____ Data supplied

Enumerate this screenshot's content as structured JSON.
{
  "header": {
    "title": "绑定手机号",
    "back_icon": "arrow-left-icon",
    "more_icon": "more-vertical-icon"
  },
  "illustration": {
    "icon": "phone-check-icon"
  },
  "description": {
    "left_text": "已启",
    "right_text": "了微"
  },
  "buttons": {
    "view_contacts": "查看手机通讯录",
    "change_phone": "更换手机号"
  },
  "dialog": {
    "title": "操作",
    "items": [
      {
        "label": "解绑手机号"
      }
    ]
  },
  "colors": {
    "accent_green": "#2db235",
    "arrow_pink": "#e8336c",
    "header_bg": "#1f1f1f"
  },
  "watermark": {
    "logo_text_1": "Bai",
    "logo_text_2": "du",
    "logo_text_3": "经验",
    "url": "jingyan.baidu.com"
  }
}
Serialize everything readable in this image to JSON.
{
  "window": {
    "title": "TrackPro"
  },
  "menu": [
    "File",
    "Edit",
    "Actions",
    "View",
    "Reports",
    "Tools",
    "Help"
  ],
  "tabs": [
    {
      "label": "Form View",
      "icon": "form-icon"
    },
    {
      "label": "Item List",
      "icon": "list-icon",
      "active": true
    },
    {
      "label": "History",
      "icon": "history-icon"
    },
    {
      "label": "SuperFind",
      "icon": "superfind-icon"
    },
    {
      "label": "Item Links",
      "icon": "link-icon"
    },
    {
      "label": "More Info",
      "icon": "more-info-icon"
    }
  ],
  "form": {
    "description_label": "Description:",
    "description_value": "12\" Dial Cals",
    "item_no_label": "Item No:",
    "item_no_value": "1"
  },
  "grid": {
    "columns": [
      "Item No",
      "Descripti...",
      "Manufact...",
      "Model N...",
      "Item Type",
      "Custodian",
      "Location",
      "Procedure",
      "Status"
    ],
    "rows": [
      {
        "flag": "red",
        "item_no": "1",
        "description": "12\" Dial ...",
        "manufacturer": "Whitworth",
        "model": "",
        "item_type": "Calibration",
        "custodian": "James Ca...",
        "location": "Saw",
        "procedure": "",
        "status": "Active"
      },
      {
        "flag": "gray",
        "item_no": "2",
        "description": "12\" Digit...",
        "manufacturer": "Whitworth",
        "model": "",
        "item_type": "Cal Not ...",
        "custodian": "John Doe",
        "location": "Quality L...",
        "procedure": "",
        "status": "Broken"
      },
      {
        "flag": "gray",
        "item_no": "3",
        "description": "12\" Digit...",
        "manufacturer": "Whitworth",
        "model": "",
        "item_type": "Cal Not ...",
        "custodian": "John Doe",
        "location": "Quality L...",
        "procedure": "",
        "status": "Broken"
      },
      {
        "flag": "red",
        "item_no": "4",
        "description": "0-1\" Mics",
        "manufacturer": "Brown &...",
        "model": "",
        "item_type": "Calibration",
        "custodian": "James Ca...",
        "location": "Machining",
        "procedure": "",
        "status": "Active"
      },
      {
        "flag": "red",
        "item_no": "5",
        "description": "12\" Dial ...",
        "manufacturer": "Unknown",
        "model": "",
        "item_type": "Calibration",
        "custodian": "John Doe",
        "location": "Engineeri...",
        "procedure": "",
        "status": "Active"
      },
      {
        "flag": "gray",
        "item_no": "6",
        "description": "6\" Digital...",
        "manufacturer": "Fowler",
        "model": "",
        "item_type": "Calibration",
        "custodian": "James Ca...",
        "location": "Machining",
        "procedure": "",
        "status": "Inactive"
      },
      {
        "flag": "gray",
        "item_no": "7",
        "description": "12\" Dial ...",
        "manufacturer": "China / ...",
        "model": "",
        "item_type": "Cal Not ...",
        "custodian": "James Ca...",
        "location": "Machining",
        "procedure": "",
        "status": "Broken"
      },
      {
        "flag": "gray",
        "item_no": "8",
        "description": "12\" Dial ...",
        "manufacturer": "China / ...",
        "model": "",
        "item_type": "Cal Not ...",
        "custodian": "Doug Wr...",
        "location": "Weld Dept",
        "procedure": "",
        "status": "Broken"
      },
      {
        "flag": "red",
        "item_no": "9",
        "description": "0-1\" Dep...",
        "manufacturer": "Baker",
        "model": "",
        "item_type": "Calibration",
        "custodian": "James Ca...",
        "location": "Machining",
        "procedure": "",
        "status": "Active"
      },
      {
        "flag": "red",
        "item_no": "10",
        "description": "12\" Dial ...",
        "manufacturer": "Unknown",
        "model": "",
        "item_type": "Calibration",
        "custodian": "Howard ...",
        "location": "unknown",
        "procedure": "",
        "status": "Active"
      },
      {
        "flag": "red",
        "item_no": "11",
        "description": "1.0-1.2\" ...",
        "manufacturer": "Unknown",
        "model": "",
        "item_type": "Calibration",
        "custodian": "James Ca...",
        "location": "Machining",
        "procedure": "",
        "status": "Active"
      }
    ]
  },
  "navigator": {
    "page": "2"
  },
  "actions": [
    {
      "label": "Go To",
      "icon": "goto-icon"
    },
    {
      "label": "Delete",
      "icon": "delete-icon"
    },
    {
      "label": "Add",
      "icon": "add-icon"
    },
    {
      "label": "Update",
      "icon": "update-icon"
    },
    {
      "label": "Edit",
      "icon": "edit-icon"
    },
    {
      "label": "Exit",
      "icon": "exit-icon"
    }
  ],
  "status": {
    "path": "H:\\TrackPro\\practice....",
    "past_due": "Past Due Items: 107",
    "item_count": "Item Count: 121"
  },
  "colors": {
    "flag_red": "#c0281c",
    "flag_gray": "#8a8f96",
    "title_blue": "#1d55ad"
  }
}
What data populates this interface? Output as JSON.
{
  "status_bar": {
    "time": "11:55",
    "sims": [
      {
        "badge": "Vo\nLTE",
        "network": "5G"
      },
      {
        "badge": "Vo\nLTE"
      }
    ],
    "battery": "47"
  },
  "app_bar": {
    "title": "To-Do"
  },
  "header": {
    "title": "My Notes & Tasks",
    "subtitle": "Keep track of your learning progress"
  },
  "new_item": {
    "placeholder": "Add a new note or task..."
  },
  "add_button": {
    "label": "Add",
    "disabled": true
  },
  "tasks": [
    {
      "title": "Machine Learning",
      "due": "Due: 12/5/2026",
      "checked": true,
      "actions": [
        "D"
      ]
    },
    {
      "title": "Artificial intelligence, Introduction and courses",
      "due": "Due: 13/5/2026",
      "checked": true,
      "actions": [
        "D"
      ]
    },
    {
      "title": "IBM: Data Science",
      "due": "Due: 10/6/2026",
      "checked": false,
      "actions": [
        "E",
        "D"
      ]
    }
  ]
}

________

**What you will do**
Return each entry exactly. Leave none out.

**Solution to the exercise**
Enumerate this screenshot's content as structured JSON.
{
  "header": {
    "title": "绑定手机号",
    "back_icon": "arrow-left-icon",
    "more_icon": "more-vertical-icon"
  },
  "illustration": {
    "icon": "phone-check-icon"
  },
  "description": {
    "left_text": "已启",
    "right_text": "了微"
  },
  "buttons": {
    "view_contacts": "查看手机通讯录",
    "change_phone": "更换手机号"
  },
  "dialog": {
    "title": "操作",
    "items": [
      {
        "label": "解绑手机号"
      }
    ]
  },
  "colors": {
    "accent_green": "#2db235",
    "arrow_pink": "#e8336c",
    "header_bg": "#1f1f1f"
  },
  "watermark": {
    "logo_text_1": "Bai",
    "logo_text_2": "du",
    "logo_text_3": "经验",
    "url": "jingyan.baidu.com"
  }
}
Serialize everything readable in this image to JSON.
{
  "window": {
    "title": "TrackPro"
  },
  "menu": [
    "File",
    "Edit",
    "Actions",
    "View",
    "Reports",
    "Tools",
    "Help"
  ],
  "tabs": [
    {
      "label": "Form View",
      "icon": "form-icon"
    },
    {
      "label": "Item List",
      "icon": "list-icon",
      "active": true
    },
    {
      "label": "History",
      "icon": "history-icon"
    },
    {
      "label": "SuperFind",
      "icon": "superfind-icon"
    },
    {
      "label": "Item Links",
      "icon": "link-icon"
    },
    {
      "label": "More Info",
      "icon": "more-info-icon"
    }
  ],
  "form": {
    "description_label": "Description:",
    "description_value": "12\" Dial Cals",
    "item_no_label": "Item No:",
    "item_no_value": "1"
  },
  "grid": {
    "columns": [
      "Item No",
      "Descripti...",
      "Manufact...",
      "Model N...",
      "Item Type",
      "Custodian",
      "Location",
      "Procedure",
      "Status"
    ],
    "rows": [
      {
        "flag": "red",
        "item_no": "1",
        "description": "12\" Dial ...",
        "manufacturer": "Whitworth",
        "model": "",
        "item_type": "Calibration",
        "custodian": "James Ca...",
        "location": "Saw",
        "procedure": "",
        "status": "Active"
      },
      {
        "flag": "gray",
        "item_no": "2",
        "description": "12\" Digit...",
        "manufacturer": "Whitworth",
        "model": "",
        "item_type": "Cal Not ...",
        "custodian": "John Doe",
        "location": "Quality L...",
        "procedure": "",
        "status": "Broken"
      },
      {
        "flag": "gray",
        "item_no": "3",
        "description": "12\" Digit...",
        "manufacturer": "Whitworth",
        "model": "",
        "item_type": "Cal Not ...",
        "custodian": "John Doe",
        "location": "Quality L...",
        "procedure": "",
        "status": "Broken"
      },
      {
        "flag": "red",
        "item_no": "4",
        "description": "0-1\" Mics",
        "manufacturer": "Brown &...",
        "model": "",
        "item_type": "Calibration",
        "custodian": "James Ca...",
        "location": "Machining",
        "procedure": "",
        "status": "Active"
      },
      {
        "flag": "red",
        "item_no": "5",
        "description": "12\" Dial ...",
        "manufacturer": "Unknown",
        "model": "",
        "item_type": "Calibration",
        "custodian": "John Doe",
        "location": "Engineeri...",
        "procedure": "",
        "status": "Active"
      },
      {
        "flag": "gray",
        "item_no": "6",
        "description": "6\" Digital...",
        "manufacturer": "Fowler",
        "model": "",
        "item_type": "Calibration",
        "custodian": "James Ca...",
        "location": "Machining",
        "procedure": "",
        "status": "Inactive"
      },
      {
        "flag": "gray",
        "item_no": "7",
        "description": "12\" Dial ...",
        "manufacturer": "China / ...",
        "model": "",
        "item_type": "Cal Not ...",
        "custodian": "James Ca...",
        "location": "Machining",
        "procedure": "",
        "status": "Broken"
      },
      {
        "flag": "gray",
        "item_no": "8",
        "description": "12\" Dial ...",
        "manufacturer": "China / ...",
        "model": "",
        "item_type": "Cal Not ...",
        "custodian": "Doug Wr...",
        "location": "Weld Dept",
        "procedure": "",
        "status": "Broken"
      },
      {
        "flag": "red",
        "item_no": "9",
        "description": "0-1\" Dep...",
        "manufacturer": "Baker",
        "model": "",
        "item_type": "Calibration",
        "custodian": "James Ca...",
        "location": "Machining",
        "procedure": "",
        "status": "Active"
      },
      {
        "flag": "red",
        "item_no": "10",
        "description": "12\" Dial ...",
        "manufacturer": "Unknown",
        "model": "",
        "item_type": "Calibration",
        "custodian": "Howard ...",
        "location": "unknown",
        "procedure": "",
        "status": "Active"
      },
      {
        "flag": "red",
        "item_no": "11",
        "description": "1.0-1.2\" ...",
        "manufacturer": "Unknown",
        "model": "",
        "item_type": "Calibration",
        "custodian": "James Ca...",
        "location": "Machining",
        "procedure": "",
        "status": "Active"
      }
    ]
  },
  "navigator": {
    "page": "2"
  },
  "actions": [
    {
      "label": "Go To",
      "icon": "goto-icon"
    },
    {
      "label": "Delete",
      "icon": "delete-icon"
    },
    {
      "label": "Add",
      "icon": "add-icon"
    },
    {
      "label": "Update",
      "icon": "update-icon"
    },
    {
      "label": "Edit",
      "icon": "edit-icon"
    },
    {
      "label": "Exit",
      "icon": "exit-icon"
    }
  ],
  "status": {
    "path": "H:\\TrackPro\\practice....",
    "past_due": "Past Due Items: 107",
    "item_count": "Item Count: 121"
  },
  "colors": {
    "flag_red": "#c0281c",
    "flag_gray": "#8a8f96",
    "title_blue": "#1d55ad"
  }
}
What data populates this interface? Output as JSON.
{
  "status_bar": {
    "time": "11:55",
    "sims": [
      {
        "badge": "Vo\nLTE",
        "network": "5G"
      },
      {
        "badge": "Vo\nLTE"
      }
    ],
    "battery": "47"
  },
  "app_bar": {
    "title": "To-Do"
  },
  "header": {
    "title": "My Notes & Tasks",
    "subtitle": "Keep track of your learning progress"
  },
  "new_item": {
    "placeholder": "Add a new note or task..."
  },
  "add_button": {
    "label": "Add",
    "disabled": true
  },
  "tasks": [
    {
      "title": "Machine Learning",
      "due": "Due: 12/5/2026",
      "checked": true,
      "actions": [
        "D"
      ]
    },
    {
      "title": "Artificial intelligence, Introduction and courses",
      "due": "Due: 13/5/2026",
      "checked": true,
      "actions": [
        "D"
      ]
    },
    {
      "title": "IBM: Data Science",
      "due": "Due: 10/6/2026",
      "checked": false,
      "actions": [
        "E",
        "D"
      ]
    }
  ]
}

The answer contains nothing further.